Look through the lines below for the word "City", and copy every line that has it.

[Data provided]

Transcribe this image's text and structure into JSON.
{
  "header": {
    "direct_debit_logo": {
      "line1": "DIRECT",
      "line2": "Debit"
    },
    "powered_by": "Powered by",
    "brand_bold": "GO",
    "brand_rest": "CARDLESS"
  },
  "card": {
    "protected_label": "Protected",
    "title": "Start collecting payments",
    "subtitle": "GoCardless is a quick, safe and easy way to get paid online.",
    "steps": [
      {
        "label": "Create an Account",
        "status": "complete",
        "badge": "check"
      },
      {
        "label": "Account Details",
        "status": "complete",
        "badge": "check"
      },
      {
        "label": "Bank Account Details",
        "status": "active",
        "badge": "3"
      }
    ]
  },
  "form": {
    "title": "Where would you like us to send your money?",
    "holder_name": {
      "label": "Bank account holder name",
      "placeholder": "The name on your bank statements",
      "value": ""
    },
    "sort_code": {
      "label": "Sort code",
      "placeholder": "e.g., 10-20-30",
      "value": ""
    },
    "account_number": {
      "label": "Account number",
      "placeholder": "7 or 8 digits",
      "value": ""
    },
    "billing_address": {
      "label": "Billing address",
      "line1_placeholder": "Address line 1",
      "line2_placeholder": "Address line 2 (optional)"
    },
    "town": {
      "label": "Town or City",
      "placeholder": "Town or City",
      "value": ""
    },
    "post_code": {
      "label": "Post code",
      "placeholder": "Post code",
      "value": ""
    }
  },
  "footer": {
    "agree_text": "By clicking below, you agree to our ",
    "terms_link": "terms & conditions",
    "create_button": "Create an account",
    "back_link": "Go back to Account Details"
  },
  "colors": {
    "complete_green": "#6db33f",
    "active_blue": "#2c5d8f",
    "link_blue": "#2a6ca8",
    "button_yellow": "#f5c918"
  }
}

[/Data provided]

Task solution
      "label": "Town or City",
      "placeholder": "Town or City",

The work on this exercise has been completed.